usurper (you-SIR-per), noun
A person who seizes a position of power through illegal means, force, or deception.
Ursula was the smartest women to ever live in Huckleberry, California. The town had two grocery stores, one doctor and one hardware store that sold everything from plumbing pipes to wine glasses. Ursula worked for herself as a painter, giving lessons in her spare time, but mostly painting scenic frames of flowers with bees, bears lumbering through mountains, or her favorite subject, waterfalls. She sold her paintings at local shops, the one coffee house who never seemed tired of the same pastels. And in this way, Ursula survived quite happily.
Mr. Jorgan, who owned the coffee shop in town, had a particular liking to Ursula’s paintings, although it was well-known that is was her grace and perfectly arranged hair he truly enjoyed. Once a month she would change her art collection at his shop, infusing the small booths with new scenes of the same bears.

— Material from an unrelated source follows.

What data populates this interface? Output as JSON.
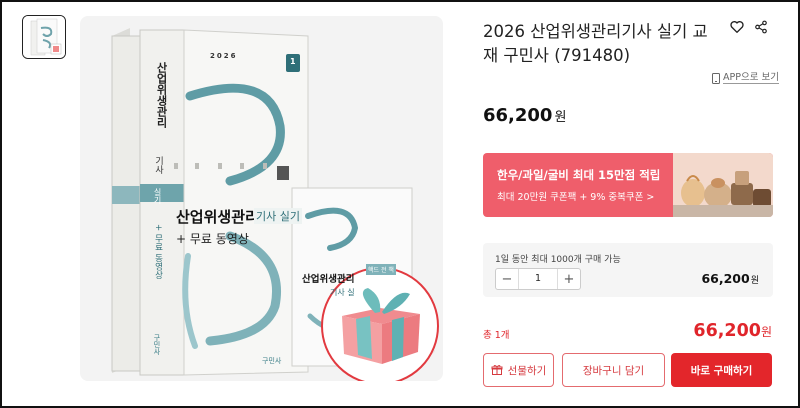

Dragonflies on the different side of the river.
Yet every month Mr. Jorgan handed her a hefty check for the art he had sold, apologizing for having to take out his small commission, then gawking at her latest work with phrases such as, “Oh lord, I know just where to put that one” and “My dear what talent! I don’t know how you do it, but this one is sure to be the first to sell!”
Every week, he would hang the latest paintings, some stayed longer than others before he kindly rearranged them, putting the most beautiful pieces near the front door, and quietly taking the rest home.
For years Ursula asked about the kind patrons that swooned over her brushed skylines and pointy detailed trees. Mr. Jorgan would smile and laugh as he described fat tourists and rich businessmen. His personal favorite was the boy whose blond hair hung over his eye, squished beneath his black and yellow baseball cap. The boy counted the bills that appeared small in his oversized velcro wallet. Mr. Jorgan sighed as each dollar passed hands, then coins flooded from his pockets. So touched was Mr. Jorgan by the boy’s genuine love of this particular painting – the one with the lightning striking a tree, while birds fly off in fear – that he already knew he’d cover the remaining cost, no matter what it may be.
“How incredible,” Mr. Jorgan said, watching Ursula’s hand press down her heaving chest, her lips curl in impressive sympathy, tears glistening from her smiling eyes, “that such a young boy, not more than 8 years old I’d say, could have the educated eye to see the beauty in that piece. Your art truly is incredible.”
Ursula hugged him and he felt her chest press into his sternum. He felt the edge of her belly against his belt buckle and he held his hand there afterwards as he watched her ride away on her bicycle, her hand holding her sunhat, lest it blow away in the wind.
Mr. Jorgan went home after counting the drawer and closing up his coffeeshop. He poured himself a glass of bourbon, clinking the ice around the edge of the glass before each sip. He sat in his one room apartment in his warn out chair where he read, ate dinner, put his shoes on in the morning, and most importantly, drank his bourbon while admiring the complete collection of Ursula Van Schilling. He swirled his ice, savoring the soft clink that echoed off the walls. Only two spots remained without paintings. He wondered if he would have to attach her next collection to the ceiling, or perhaps he should just stand them along the floor. He looked at his side table and the 6″x 9″ canvas leaning against the lamp near his elbow. It truly was his favorite painting. It always made him wonder how those perfectly sketched blackbirds could sense that lightning was about to disrupt their entire world.